Western Power Distribution (WPD) has pledged to ensure domestic customers can connect low carbon technologies when and where they want.
The connectability pledge is one of four key priorities outlined in the network operators Business Plan, which shows how it is planning to invest £6.7 billion over the next price period.
It comes as WPD releases new data showing the progress made connecting low carbon technologies such as heat pumps and electric vehicle (EV) chargers across its network.
To date, over 58,000 EV chargers have been installed with the East Midlands region leading the way on 22,876. The West Midlands has 19,042 EV chargers, the South West 10,163 and South Wales 6,335.
WPD is predicting an extra 1.5 million EVs will be added to its network by 2028, meaning it will have to cater to over 2 million EVs, supported by an estimated 1.1 million EV chargers by the end of the price period.
Currently, there are nearly 11,000 heat pumps on the DNO’s network, which is set to increase significantly between 2023 and 2028 with an additional 628,204 expected to be connected.
The launch of the Boiler Upgrade Scheme earlier this year has provided a boost to heat pump installation rates, as the technology is increasingly looked to to help decarbonise domestic heating and – in light of the high gas prices – save consumers money.
Additionally, there is 5.6GW of renewable generation installed on WPD’s network.
To ease the uptake of low carbon technologies, the DNO is looking to innovation and digitalisation to meet demand. For example, its latest EV innovation project Take Charge is increasing capacity at motorway service stations to allow them to support up to 80 rapid chargers.
In 2021, it also introduced a new streamlined system for processing and completing domestic technology connections. This allows the majority of connection requests to be approved on the same or next day.

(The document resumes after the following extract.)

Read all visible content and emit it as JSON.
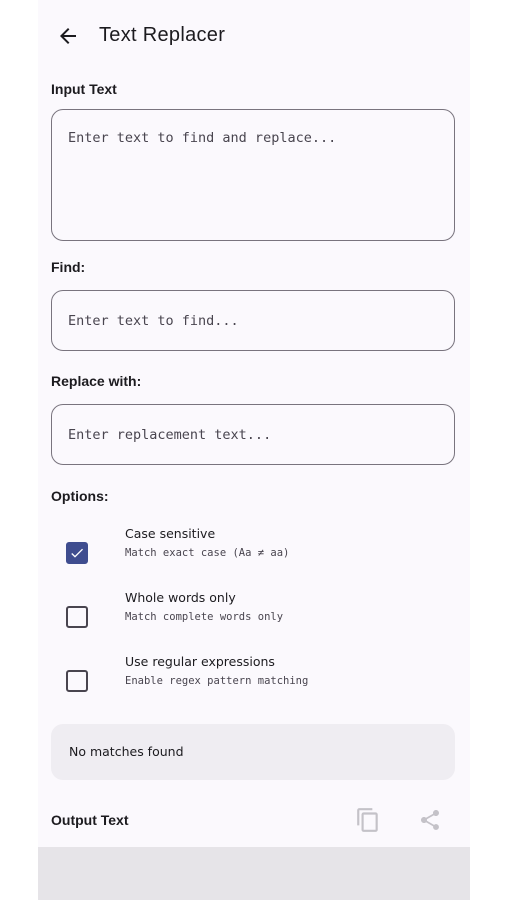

“The current price control period has seen over seven years of innovating and scaling up of technologies to support the transition to low carbon technologies,” said Paul Jewell, WPD’s system development manager.
“At the same time, we have seen a learning curve for consumers as they have bought into the new ways of driving and heating their homes. Over the next price control period we are planning for a rapid increase in demand for EVs and heat pumps and we are planning to make their installation quicker and easier. It is vital that we are building a network and putting in the supporting customer service operations that will help smooth the switchover to LCTs.”